Ever since I read S. L. Huang’ post on who chooses sf classics I’ve been thinking about this:
I don’t understand how we can have a genre where “You haven’t read HEINLEIN (/Asimov/Clarke/Bradbury/Dick/etc.)??” are common and accepted refrains, and “You haven’t read BUTLER??” is almost unheard. Why aren’t we saying it? Why isn’t Octavia Butler considered “required reading” of the classics in order to consider oneself a True SF Fan? Why don’t people feel left out and incomplete if they haven’t read her?
I don’t really know what defines a classic, or who should get to say what one is. But I do know I find myself feeling deeply uncomfortable with any popular mentality that shames people for not reading influential white men while giving a pass to those who skip the influential black women.
Now ideally, as Damon Knight put it, “science fiction is that what we say it is when we point at it”, meaning that it’s an ongoing debate between writers, editors, publishers, critics, readers and fans that determines what the core of the genre is. Put simply, books that are written as science fiction, accepted by publishers as part of a science fiction line, reviewed as such and talked about as science fiction, are science fiction. And vice versa; The Handmaid’s Tale clearly is science fiction, but because Margaret Atwood has taken pains to deny this, it was published by a mainstream publisher and treated by critics as literature rather than sci-fi, it’s not part of science fiction in the same way “If This Goes On…” is.
Clearly if there is such a thing as a science fiction canon, a core group of novels, stories and writers that you should’ve read to be knowledgeable about science fiction, it should be determined in the same way, ever changing and evolving as science fiction changes and evolves, and yet it hasn’t much evolved beyond the holy “Heinlein/Clarke/Asimov” trinity and their fellow mostly male, mostly white, mostly dead Golden Age collegues. Why?
I blame it on the seventies.
The seventies was a watershed moment for (English language) science fiction. The genre as a genre was roughly half a century old and those who had grown up with it in the thirties, forties and fifties were now old enough to be nostalgic about it. Science fiction had grown up from paraliterature only found in cheap pulps into something halfway into respectability, for the first time getting sustained critical attention from outside of fandom. It was popular, but would only truly become mainstream in the wake of Star Wars and it was still barely possible in the early to mid seventies to read every science fiction book published in a given year. The seventies were also the decade where the centre of the genre switched from the magazines to the novel, with novels getting longer as they no longer needed to take into account serialisation.

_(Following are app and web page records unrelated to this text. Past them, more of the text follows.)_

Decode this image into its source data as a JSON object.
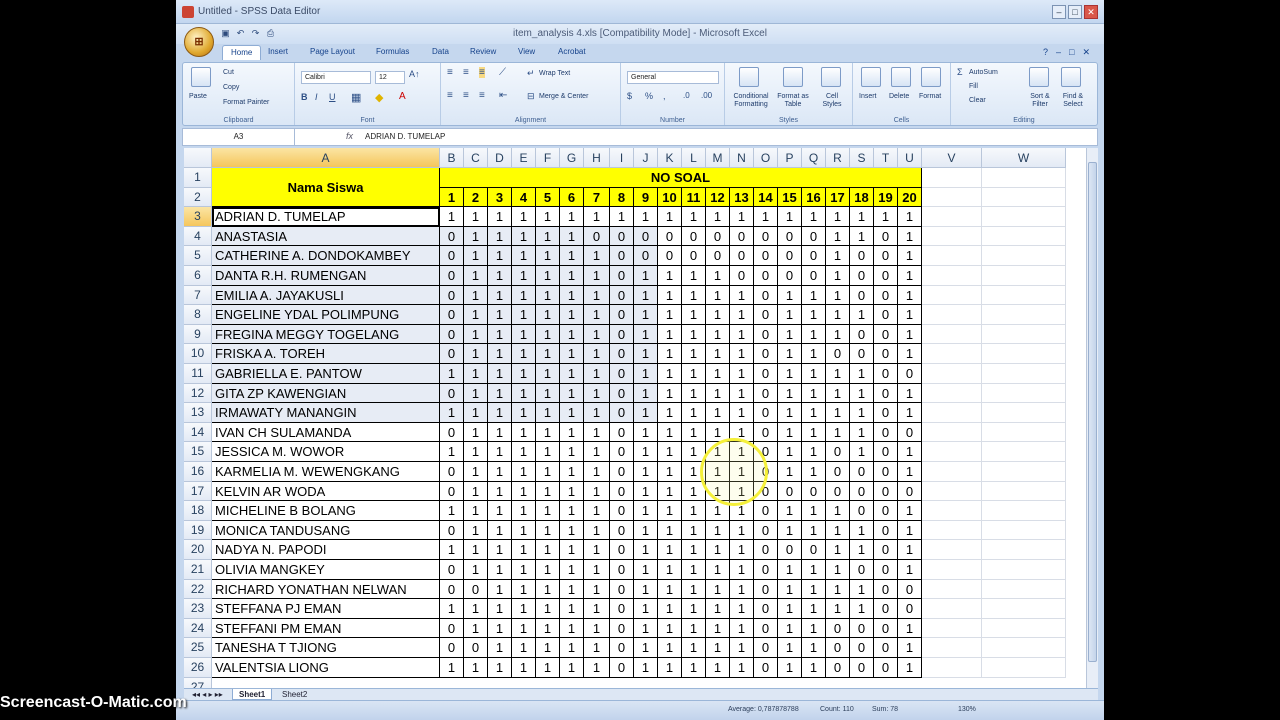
{
  "spss_title": "Untitled - SPSS Data Editor",
  "excel_title": "item_analysis 4.xls  [Compatibility Mode] - Microsoft Excel",
  "tabs": [
    "Home",
    "Insert",
    "Page Layout",
    "Formulas",
    "Data",
    "Review",
    "View",
    "Acrobat"
  ],
  "ribbon": {
    "clipboard": {
      "paste": "Paste",
      "cut": "Cut",
      "copy": "Copy",
      "format_painter": "Format Painter",
      "label": "Clipboard"
    },
    "font": {
      "name": "Calibri",
      "size": "12",
      "label": "Font"
    },
    "alignment": {
      "wrap": "Wrap Text",
      "merge": "Merge & Center",
      "label": "Alignment"
    },
    "number": {
      "format": "General",
      "label": "Number"
    },
    "styles": {
      "conditional": "Conditional Formatting",
      "format_table": "Format as Table",
      "cell_styles": "Cell Styles",
      "label": "Styles"
    },
    "cells": {
      "insert": "Insert",
      "delete": "Delete",
      "format": "Format",
      "label": "Cells"
    },
    "editing": {
      "autosum": "AutoSum",
      "fill": "Fill",
      "clear": "Clear",
      "sort": "Sort & Filter",
      "find": "Find & Select",
      "label": "Editing"
    }
  },
  "formula_bar": {
    "cell_ref": "A3",
    "fx": "fx",
    "content": "ADRIAN D. TUMELAP"
  },
  "columns": [
    "A",
    "B",
    "C",
    "D",
    "E",
    "F",
    "G",
    "H",
    "I",
    "J",
    "K",
    "L",
    "M",
    "N",
    "O",
    "P",
    "Q",
    "R",
    "S",
    "T",
    "U",
    "V",
    "W"
  ],
  "header": {
    "nama": "Nama Siswa",
    "no_soal": "NO SOAL",
    "items": [
      "1",
      "2",
      "3",
      "4",
      "5",
      "6",
      "7",
      "8",
      "9",
      "10",
      "11",
      "12",
      "13",
      "14",
      "15",
      "16",
      "17",
      "18",
      "19",
      "20"
    ]
  },
  "rows": [
    {
      "n": "3",
      "name": "ADRIAN D. TUMELAP",
      "v": "1 1 1 1 1 1 1 1 1 1 1 1 1 1 1 1 1 1 1 1"
    },
    {
      "n": "4",
      "name": "ANASTASIA",
      "v": "0 1 1 1 1 1 0 0 0 0 0 0 0 0 0 0 1 1 0 1"
    },
    {
      "n": "5",
      "name": "CATHERINE A. DONDOKAMBEY",
      "v": "0 1 1 1 1 1 1 0 0 0 0 0 0 0 0 0 1 0 0 1"
    },
    {
      "n": "6",
      "name": "DANTA R.H. RUMENGAN",
      "v": "0 1 1 1 1 1 1 0 1 1 1 1 0 0 0 0 1 0 0 1"
    },
    {
      "n": "7",
      "name": "EMILIA A. JAYAKUSLI",
      "v": "0 1 1 1 1 1 1 0 1 1 1 1 1 0 1 1 1 0 0 1"
    },
    {
      "n": "8",
      "name": "ENGELINE YDAL POLIMPUNG",
      "v": "0 1 1 1 1 1 1 0 1 1 1 1 1 0 1 1 1 1 0 1"
    },
    {
      "n": "9",
      "name": "FREGINA MEGGY TOGELANG",
      "v": "0 1 1 1 1 1 1 0 1 1 1 1 1 0 1 1 1 0 0 1"
    },
    {
      "n": "10",
      "name": "FRISKA A. TOREH",
      "v": "0 1 1 1 1 1 1 0 1 1 1 1 1 0 1 1 0 0 0 1"
    },
    {
      "n": "11",
      "name": "GABRIELLA E. PANTOW",
      "v": "1 1 1 1 1 1 1 0 1 1 1 1 1 0 1 1 1 1 0 0"
    },
    {
      "n": "12",
      "name": "GITA ZP KAWENGIAN",
      "v": "0 1 1 1 1 1 1 0 1 1 1 1 1 0 1 1 1 1 0 1"
    },
    {
      "n": "13",
      "name": "IRMAWATY MANANGIN",
      "v": "1 1 1 1 1 1 1 0 1 1 1 1 1 0 1 1 1 1 0 1"
    },
    {
      "n": "14",
      "name": "IVAN CH SULAMANDA",
      "v": "0 1 1 1 1 1 1 0 1 1 1 1 1 0 1 1 1 1 0 0"
    },
    {
      "n": "15",
      "name": "JESSICA M. WOWOR",
      "v": "1 1 1 1 1 1 1 0 1 1 1 1 1 0 1 1 0 1 0 1"
    },
    {
      "n": "16",
      "name": "KARMELIA M. WEWENGKANG",
      "v": "0 1 1 1 1 1 1 0 1 1 1 1 1 0 1 1 0 0 0 1"
    },
    {
      "n": "17",
      "name": "KELVIN AR WODA",
      "v": "0 1 1 1 1 1 1 0 1 1 1 1 1 0 0 0 0 0 0 0"
    },
    {
      "n": "18",
      "name": "MICHELINE B BOLANG",
      "v": "1 1 1 1 1 1 1 0 1 1 1 1 1 0 1 1 1 0 0 1"
    },
    {
      "n": "19",
      "name": "MONICA TANDUSANG",
      "v": "0 1 1 1 1 1 1 0 1 1 1 1 1 0 1 1 1 1 0 1"
    },
    {
      "n": "20",
      "name": "NADYA N. PAPODI",
      "v": "1 1 1 1 1 1 1 0 1 1 1 1 1 0 0 0 1 1 0 1"
    },
    {
      "n": "21",
      "name": "OLIVIA MANGKEY",
      "v": "0 1 1 1 1 1 1 0 1 1 1 1 1 0 1 1 1 0 0 1"
    },
    {
      "n": "22",
      "name": "RICHARD YONATHAN NELWAN",
      "v": "0 0 1 1 1 1 1 0 1 1 1 1 1 0 1 1 1 1 0 0"
    },
    {
      "n": "23",
      "name": "STEFFANA PJ EMAN",
      "v": "1 1 1 1 1 1 1 0 1 1 1 1 1 0 1 1 1 1 0 0"
    },
    {
      "n": "24",
      "name": "STEFFANI PM EMAN",
      "v": "0 1 1 1 1 1 1 0 1 1 1 1 1 0 1 1 0 0 0 1"
    },
    {
      "n": "25",
      "name": "TANESHA T TJIONG",
      "v": "0 0 1 1 1 1 1 0 1 1 1 1 1 0 1 1 0 0 0 1"
    },
    {
      "n": "26",
      "name": "VALENTSIA LIONG",
      "v": "1 1 1 1 1 1 1 0 1 1 1 1 1 0 1 1 0 0 0 1"
    }
  ],
  "sheets": [
    "Sheet1",
    "Sheet2"
  ],
  "status": {
    "average": "Average: 0,787878788",
    "count": "Count: 110",
    "sum": "Sum: 78",
    "zoom": "130%"
  },
  "watermark": "Screencast-O-Matic.com"
}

Finally, there was also the backlash against the upheavals science fiction went through in the sixties and seventies. First there was the British New Wave, where writers like Aldiss, Ballard and Moorcock imported literary techniques into science fiction, which was exported by Judith Merril to the US leading to the American version, more explicitly taboo breaking and political, through Delany, Dick, Russ and LeGuin, to name but a few, which resulted in a new revelance in science fiction, a willingness to engage with the political, sociological and ecological issues of the day. For a lot of science fiction professionals and fans alike, these were not welcome developments and there was a strong, nostalgic backlash against it.
It’s in this climate that the science fiction “canon” got established, through a flood of popular histories and coffee table books, like Brian Ash’ The Visual Encyclopedia of Science Fiction or David Kyle’s A Pictoral History of Science Fiction, as well as through publishing programmes like Ballantines/Del Rey’s The Best of… series, reprinting short stories by the best science fiction writers of the Golden Age. The rough consensus therefore that emerged was conservative and nostalgic in nature, created by people who’d themselves been around science fiction for decades, well read and knowledgeable about it, but perhaps somewhat blinkered to everything that falls outside it.
We’re still living with that consensus, that canon, forty years later; it’s high time we re-evaluate it.